Once the pictures are set aside, repeat all of the data below exactly.

Dataset rows for apps and sites ::
--------
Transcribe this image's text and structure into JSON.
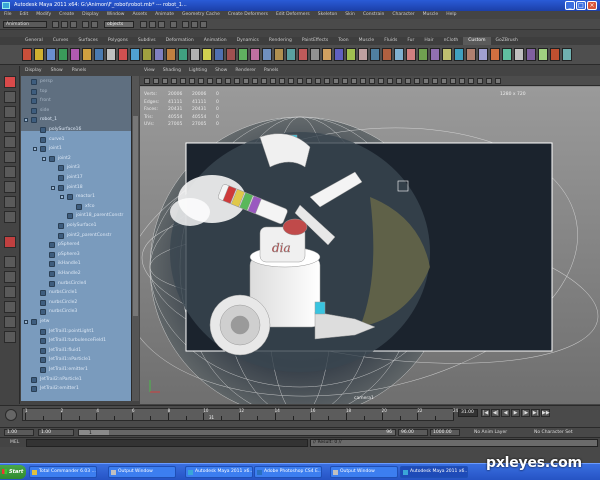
{
  "window": {
    "title": "Autodesk Maya 2011 x64: G:\\Animon\\F_robot\\robot.mb*  ---  robot_1...",
    "controls": [
      "_",
      "□",
      "×"
    ]
  },
  "menubar": [
    "File",
    "Edit",
    "Modify",
    "Create",
    "Display",
    "Window",
    "Assets",
    "Animate",
    "Geometry Cache",
    "Create Deformers",
    "Edit Deformers",
    "Skeleton",
    "Skin",
    "Constrain",
    "Character",
    "Muscle",
    "Help"
  ],
  "statusline": {
    "mode": "Animation",
    "objects": "objects"
  },
  "shelf": {
    "tabs": [
      "General",
      "Curves",
      "Surfaces",
      "Polygons",
      "Subdivs",
      "Deformation",
      "Animation",
      "Dynamics",
      "Rendering",
      "PaintEffects",
      "Toon",
      "Muscle",
      "Fluids",
      "Fur",
      "Hair",
      "nCloth",
      "Custom",
      "GoZBrush"
    ],
    "active_tab": "Custom",
    "icon_colors": [
      "#c94f3a",
      "#d0b030",
      "#6a8fcf",
      "#3a9a5a",
      "#b05ab0",
      "#cfa040",
      "#4a7ab0",
      "#c0c0c0",
      "#d05050",
      "#50a0d0",
      "#a0a040",
      "#8080c0",
      "#c08040",
      "#40a080",
      "#b0b0b0",
      "#d0d050",
      "#5070b0",
      "#a05050",
      "#60b060",
      "#c070a0",
      "#7090c0",
      "#b09050",
      "#5aa0a0",
      "#c05a5a",
      "#909090",
      "#d0a060",
      "#6060c0",
      "#a0c050",
      "#c0a0a0",
      "#5080a0",
      "#b06040",
      "#80b0d0",
      "#d08080",
      "#70a050",
      "#9070b0",
      "#c0c070",
      "#40a0c0",
      "#b08070",
      "#a0a0d0",
      "#d07040",
      "#60c0a0",
      "#c0c0c0",
      "#8060a0",
      "#a0d080",
      "#c05030",
      "#70b0b0"
    ]
  },
  "outliner": {
    "menu": [
      "Display",
      "Show",
      "Panels"
    ],
    "items": [
      {
        "label": "persp",
        "depth": 0,
        "dim": true
      },
      {
        "label": "top",
        "depth": 0,
        "dim": true
      },
      {
        "label": "front",
        "depth": 0,
        "dim": true
      },
      {
        "label": "side",
        "depth": 0,
        "dim": true
      },
      {
        "label": "robot_1",
        "depth": 0,
        "expand": true
      },
      {
        "label": "polySurface16",
        "depth": 1
      },
      {
        "label": "curve1",
        "depth": 1
      },
      {
        "label": "joint1",
        "depth": 1,
        "expand": true
      },
      {
        "label": "joint2",
        "depth": 2,
        "expand": true
      },
      {
        "label": "joint3",
        "depth": 3
      },
      {
        "label": "joint17",
        "depth": 3
      },
      {
        "label": "joint18",
        "depth": 3,
        "expand": true
      },
      {
        "label": "reactor1",
        "depth": 4,
        "expand": true
      },
      {
        "label": "xfco",
        "depth": 5
      },
      {
        "label": "joint18_parentConstr",
        "depth": 4
      },
      {
        "label": "polySurface1",
        "depth": 3
      },
      {
        "label": "joint2_parentConstr",
        "depth": 3
      },
      {
        "label": "pSphere4",
        "depth": 2
      },
      {
        "label": "pSphere3",
        "depth": 2
      },
      {
        "label": "ikHandle1",
        "depth": 2
      },
      {
        "label": "ikHandle2",
        "depth": 2
      },
      {
        "label": "nurbsCircle4",
        "depth": 2
      },
      {
        "label": "nurbsCircle1",
        "depth": 1
      },
      {
        "label": "nurbsCircle2",
        "depth": 1
      },
      {
        "label": "nurbsCircle3",
        "depth": 1
      },
      {
        "label": "jetw",
        "depth": 0,
        "expand": true
      },
      {
        "label": "JetTrail1:pointLight1",
        "depth": 1
      },
      {
        "label": "JetTrail1:turbulenceField1",
        "depth": 1
      },
      {
        "label": "JetTrail1:fluid1",
        "depth": 1
      },
      {
        "label": "JetTrail1:nParticle1",
        "depth": 1
      },
      {
        "label": "JetTrail1:emitter1",
        "depth": 1
      },
      {
        "label": "JetTrail2:nParticle1",
        "depth": 0
      },
      {
        "label": "JetTrail2:emitter1",
        "depth": 0
      }
    ]
  },
  "viewport": {
    "menu": [
      "View",
      "Shading",
      "Lighting",
      "Show",
      "Renderer",
      "Panels"
    ],
    "hud": [
      {
        "label": "Verts:",
        "a": "20006",
        "b": "20006",
        "c": "0"
      },
      {
        "label": "Edges:",
        "a": "41111",
        "b": "41111",
        "c": "0"
      },
      {
        "label": "Faces:",
        "a": "20431",
        "b": "20431",
        "c": "0"
      },
      {
        "label": "Tris:",
        "a": "40554",
        "b": "40554",
        "c": "0"
      },
      {
        "label": "UVs:",
        "a": "27005",
        "b": "27005",
        "c": "0"
      }
    ],
    "resolution": "1280 x 720",
    "camera": "camera1"
  },
  "timeline": {
    "ticks": [
      "1",
      "2",
      "4",
      "6",
      "8",
      "10",
      "12",
      "14",
      "16",
      "18",
      "20",
      "22",
      "24"
    ],
    "current_frame": "31.00",
    "marker_frame": "31",
    "playback_buttons": [
      "|◀",
      "◀|",
      "◀",
      "▶",
      "|▶",
      "▶|",
      "▶▶"
    ]
  },
  "range": {
    "start": "1.00",
    "playback_start": "1.00",
    "slider_label": "1",
    "slider_end": "96",
    "playback_end": "96.00",
    "end": "1000.00",
    "anim_layer": "No Anim Layer",
    "character": "No Character Set"
  },
  "cmdline": {
    "label": "MEL",
    "result": "// Result: 0 //"
  },
  "taskbar": {
    "start": "Start",
    "tasks": [
      {
        "label": "Total Commander 6.03 ...",
        "color": "#e0c040"
      },
      {
        "label": "Output Window",
        "color": "#c0c0c0"
      },
      {
        "label": "Autodesk Maya 2011 x6...",
        "color": "#3aa6d8"
      },
      {
        "label": "Adobe Photoshop CS4 E...",
        "color": "#2a70c0"
      },
      {
        "label": "Output Window",
        "color": "#c0c0c0"
      },
      {
        "label": "Autodesk Maya 2011 x6...",
        "color": "#3aa6d8"
      }
    ]
  },
  "watermark": "pxleyes.com"
}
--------
FINISHED TASK ::
Transcribe this image's text and structure into JSON.
{
  "window": {
    "title": "Autodesk Maya 2011 x64: G:\\Animon\\F_robot\\robot.mb*  ---  robot_1...",
    "controls": [
      "_",
      "□",
      "×"
    ]
  },
  "menubar": [
    "File",
    "Edit",
    "Modify",
    "Create",
    "Display",
    "Window",
    "Assets",
    "Animate",
    "Geometry Cache",
    "Create Deformers",
    "Edit Deformers",
    "Skeleton",
    "Skin",
    "Constrain",
    "Character",
    "Muscle",
    "Help"
  ],
  "statusline": {
    "mode": "Animation",
    "objects": "objects"
  },
  "shelf": {
    "tabs": [
      "General",
      "Curves",
      "Surfaces",
      "Polygons",
      "Subdivs",
      "Deformation",
      "Animation",
      "Dynamics",
      "Rendering",
      "PaintEffects",
      "Toon",
      "Muscle",
      "Fluids",
      "Fur",
      "Hair",
      "nCloth",
      "Custom",
      "GoZBrush"
    ],
    "active_tab": "Custom",
    "icon_colors": [
      "#c94f3a",
      "#d0b030",
      "#6a8fcf",
      "#3a9a5a",
      "#b05ab0",
      "#cfa040",
      "#4a7ab0",
      "#c0c0c0",
      "#d05050",
      "#50a0d0",
      "#a0a040",
      "#8080c0",
      "#c08040",
      "#40a080",
      "#b0b0b0",
      "#d0d050",
      "#5070b0",
      "#a05050",
      "#60b060",
      "#c070a0",
      "#7090c0",
      "#b09050",
      "#5aa0a0",
      "#c05a5a",
      "#909090",
      "#d0a060",
      "#6060c0",
      "#a0c050",
      "#c0a0a0",
      "#5080a0",
      "#b06040",
      "#80b0d0",
      "#d08080",
      "#70a050",
      "#9070b0",
      "#c0c070",
      "#40a0c0",
      "#b08070",
      "#a0a0d0",
      "#d07040",
      "#60c0a0",
      "#c0c0c0",
      "#8060a0",
      "#a0d080",
      "#c05030",
      "#70b0b0"
    ]
  },
  "outliner": {
    "menu": [
      "Display",
      "Show",
      "Panels"
    ],
    "items": [
      {
        "label": "persp",
        "depth": 0,
        "dim": true
      },
      {
        "label": "top",
        "depth": 0,
        "dim": true
      },
      {
        "label": "front",
        "depth": 0,
        "dim": true
      },
      {
        "label": "side",
        "depth": 0,
        "dim": true
      },
      {
        "label": "robot_1",
        "depth": 0,
        "expand": true
      },
      {
        "label": "polySurface16",
        "depth": 1
      },
      {
        "label": "curve1",
        "depth": 1
      },
      {
        "label": "joint1",
        "depth": 1,
        "expand": true
      },
      {
        "label": "joint2",
        "depth": 2,
        "expand": true
      },
      {
        "label": "joint3",
        "depth": 3
      },
      {
        "label": "joint17",
        "depth": 3
      },
      {
        "label": "joint18",
        "depth": 3,
        "expand": true
      },
      {
        "label": "reactor1",
        "depth": 4,
        "expand": true
      },
      {
        "label": "xfco",
        "depth": 5
      },
      {
        "label": "joint18_parentConstr",
        "depth": 4
      },
      {
        "label": "polySurface1",
        "depth": 3
      },
      {
        "label": "joint2_parentConstr",
        "depth": 3
      },
      {
        "label": "pSphere4",
        "depth": 2
      },
      {
        "label": "pSphere3",
        "depth": 2
      },
      {
        "label": "ikHandle1",
        "depth": 2
      },
      {
        "label": "ikHandle2",
        "depth": 2
      },
      {
        "label": "nurbsCircle4",
        "depth": 2
      },
      {
        "label": "nurbsCircle1",
        "depth": 1
      },
      {
        "label": "nurbsCircle2",
        "depth": 1
      },
      {
        "label": "nurbsCircle3",
        "depth": 1
      },
      {
        "label": "jetw",
        "depth": 0,
        "expand": true
      },
      {
        "label": "JetTrail1:pointLight1",
        "depth": 1
      },
      {
        "label": "JetTrail1:turbulenceField1",
        "depth": 1
      },
      {
        "label": "JetTrail1:fluid1",
        "depth": 1
      },
      {
        "label": "JetTrail1:nParticle1",
        "depth": 1
      },
      {
        "label": "JetTrail1:emitter1",
        "depth": 1
      },
      {
        "label": "JetTrail2:nParticle1",
        "depth": 0
      },
      {
        "label": "JetTrail2:emitter1",
        "depth": 0
      }
    ]
  },
  "viewport": {
    "menu": [
      "View",
      "Shading",
      "Lighting",
      "Show",
      "Renderer",
      "Panels"
    ],
    "hud": [
      {
        "label": "Verts:",
        "a": "20006",
        "b": "20006",
        "c": "0"
      },
      {
        "label": "Edges:",
        "a": "41111",
        "b": "41111",
        "c": "0"
      },
      {
        "label": "Faces:",
        "a": "20431",
        "b": "20431",
        "c": "0"
      },
      {
        "label": "Tris:",
        "a": "40554",
        "b": "40554",
        "c": "0"
      },
      {
        "label": "UVs:",
        "a": "27005",
        "b": "27005",
        "c": "0"
      }
    ],
    "resolution": "1280 x 720",
    "camera": "camera1"
  },
  "timeline": {
    "ticks": [
      "1",
      "2",
      "4",
      "6",
      "8",
      "10",
      "12",
      "14",
      "16",
      "18",
      "20",
      "22",
      "24"
    ],
    "current_frame": "31.00",
    "marker_frame": "31",
    "playback_buttons": [
      "|◀",
      "◀|",
      "◀",
      "▶",
      "|▶",
      "▶|",
      "▶▶"
    ]
  },
  "range": {
    "start": "1.00",
    "playback_start": "1.00",
    "slider_label": "1",
    "slider_end": "96",
    "playback_end": "96.00",
    "end": "1000.00",
    "anim_layer": "No Anim Layer",
    "character": "No Character Set"
  },
  "cmdline": {
    "label": "MEL",
    "result": "// Result: 0 //"
  },
  "taskbar": {
    "start": "Start",
    "tasks": [
      {
        "label": "Total Commander 6.03 ...",
        "color": "#e0c040"
      },
      {
        "label": "Output Window",
        "color": "#c0c0c0"
      },
      {
        "label": "Autodesk Maya 2011 x6...",
        "color": "#3aa6d8"
      },
      {
        "label": "Adobe Photoshop CS4 E...",
        "color": "#2a70c0"
      },
      {
        "label": "Output Window",
        "color": "#c0c0c0"
      },
      {
        "label": "Autodesk Maya 2011 x6...",
        "color": "#3aa6d8"
      }
    ]
  },
  "watermark": "pxleyes.com"
}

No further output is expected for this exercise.